ABOUT THIS EXERCISE
Print the data below verbatim, minus images.
------------------------
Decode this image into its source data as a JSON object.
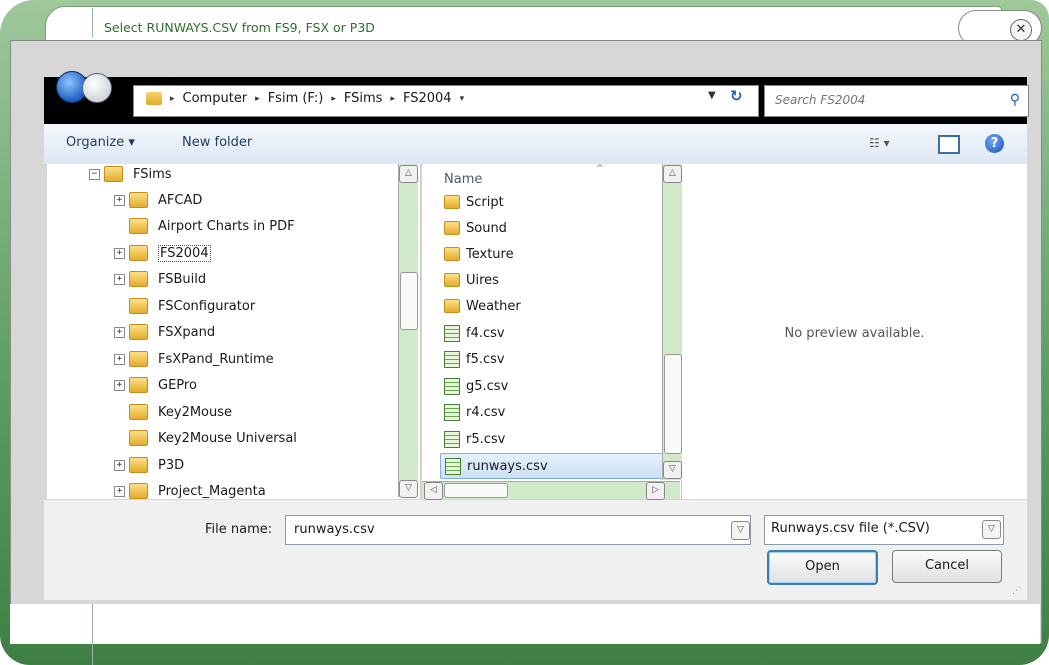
{
  "window": {
    "title": "Select RUNWAYS.CSV from FS9, FSX or P3D",
    "close_glyph": "✕"
  },
  "address": {
    "crumbs": [
      "Computer",
      "Fsim (F:)",
      "FSims",
      "FS2004"
    ],
    "search_placeholder": "Search FS2004"
  },
  "toolbar": {
    "organize_label": "Organize ▾",
    "new_folder_label": "New folder",
    "views_glyph": "☷ ▾",
    "help_glyph": "?"
  },
  "tree": {
    "items": [
      {
        "label": "FSims",
        "expander": "−",
        "level": 0
      },
      {
        "label": "AFCAD",
        "expander": "+",
        "level": 1
      },
      {
        "label": "Airport Charts in PDF",
        "expander": "",
        "level": 1
      },
      {
        "label": "FS2004",
        "expander": "+",
        "level": 1,
        "selected": true
      },
      {
        "label": "FSBuild",
        "expander": "+",
        "level": 1
      },
      {
        "label": "FSConfigurator",
        "expander": "",
        "level": 1
      },
      {
        "label": "FSXpand",
        "expander": "+",
        "level": 1
      },
      {
        "label": "FsXPand_Runtime",
        "expander": "+",
        "level": 1
      },
      {
        "label": "GEPro",
        "expander": "+",
        "level": 1
      },
      {
        "label": "Key2Mouse",
        "expander": "",
        "level": 1
      },
      {
        "label": "Key2Mouse Universal",
        "expander": "",
        "level": 1
      },
      {
        "label": "P3D",
        "expander": "+",
        "level": 1
      },
      {
        "label": "Project_Magenta",
        "expander": "+",
        "level": 1
      }
    ]
  },
  "files": {
    "column_name": "Name",
    "sort_glyph": "^",
    "items": [
      {
        "name": "Script",
        "type": "folder"
      },
      {
        "name": "Sound",
        "type": "folder"
      },
      {
        "name": "Texture",
        "type": "folder"
      },
      {
        "name": "Uires",
        "type": "folder"
      },
      {
        "name": "Weather",
        "type": "folder"
      },
      {
        "name": "f4.csv",
        "type": "csv"
      },
      {
        "name": "f5.csv",
        "type": "csv"
      },
      {
        "name": "g5.csv",
        "type": "csv"
      },
      {
        "name": "r4.csv",
        "type": "csv"
      },
      {
        "name": "r5.csv",
        "type": "csv"
      },
      {
        "name": "runways.csv",
        "type": "csv",
        "selected": true
      }
    ]
  },
  "preview": {
    "text": "No preview available."
  },
  "bottom": {
    "filename_label": "File name:",
    "filename_value": "runways.csv",
    "filter_value": "Runways.csv file (*.CSV)",
    "open_label": "Open",
    "cancel_label": "Cancel"
  },
  "colors": {
    "frame_green": "#5f9f63",
    "title_green": "#2d6e2d",
    "selection_blue": "#cde1f6",
    "scrollbar_green": "#cfe9c9"
  }
}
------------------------
SOLUTION FOR THIS EXERCISE
Decode this image into its source data as a JSON object.
{
  "window": {
    "title": "Select RUNWAYS.CSV from FS9, FSX or P3D",
    "close_glyph": "✕"
  },
  "address": {
    "crumbs": [
      "Computer",
      "Fsim (F:)",
      "FSims",
      "FS2004"
    ],
    "search_placeholder": "Search FS2004"
  },
  "toolbar": {
    "organize_label": "Organize ▾",
    "new_folder_label": "New folder",
    "views_glyph": "☷ ▾",
    "help_glyph": "?"
  },
  "tree": {
    "items": [
      {
        "label": "FSims",
        "expander": "−",
        "level": 0
      },
      {
        "label": "AFCAD",
        "expander": "+",
        "level": 1
      },
      {
        "label": "Airport Charts in PDF",
        "expander": "",
        "level": 1
      },
      {
        "label": "FS2004",
        "expander": "+",
        "level": 1,
        "selected": true
      },
      {
        "label": "FSBuild",
        "expander": "+",
        "level": 1
      },
      {
        "label": "FSConfigurator",
        "expander": "",
        "level": 1
      },
      {
        "label": "FSXpand",
        "expander": "+",
        "level": 1
      },
      {
        "label": "FsXPand_Runtime",
        "expander": "+",
        "level": 1
      },
      {
        "label": "GEPro",
        "expander": "+",
        "level": 1
      },
      {
        "label": "Key2Mouse",
        "expander": "",
        "level": 1
      },
      {
        "label": "Key2Mouse Universal",
        "expander": "",
        "level": 1
      },
      {
        "label": "P3D",
        "expander": "+",
        "level": 1
      },
      {
        "label": "Project_Magenta",
        "expander": "+",
        "level": 1
      }
    ]
  },
  "files": {
    "column_name": "Name",
    "sort_glyph": "^",
    "items": [
      {
        "name": "Script",
        "type": "folder"
      },
      {
        "name": "Sound",
        "type": "folder"
      },
      {
        "name": "Texture",
        "type": "folder"
      },
      {
        "name": "Uires",
        "type": "folder"
      },
      {
        "name": "Weather",
        "type": "folder"
      },
      {
        "name": "f4.csv",
        "type": "csv"
      },
      {
        "name": "f5.csv",
        "type": "csv"
      },
      {
        "name": "g5.csv",
        "type": "csv"
      },
      {
        "name": "r4.csv",
        "type": "csv"
      },
      {
        "name": "r5.csv",
        "type": "csv"
      },
      {
        "name": "runways.csv",
        "type": "csv",
        "selected": true
      }
    ]
  },
  "preview": {
    "text": "No preview available."
  },
  "bottom": {
    "filename_label": "File name:",
    "filename_value": "runways.csv",
    "filter_value": "Runways.csv file (*.CSV)",
    "open_label": "Open",
    "cancel_label": "Cancel"
  },
  "colors": {
    "frame_green": "#5f9f63",
    "title_green": "#2d6e2d",
    "selection_blue": "#cde1f6",
    "scrollbar_green": "#cfe9c9"
  }
}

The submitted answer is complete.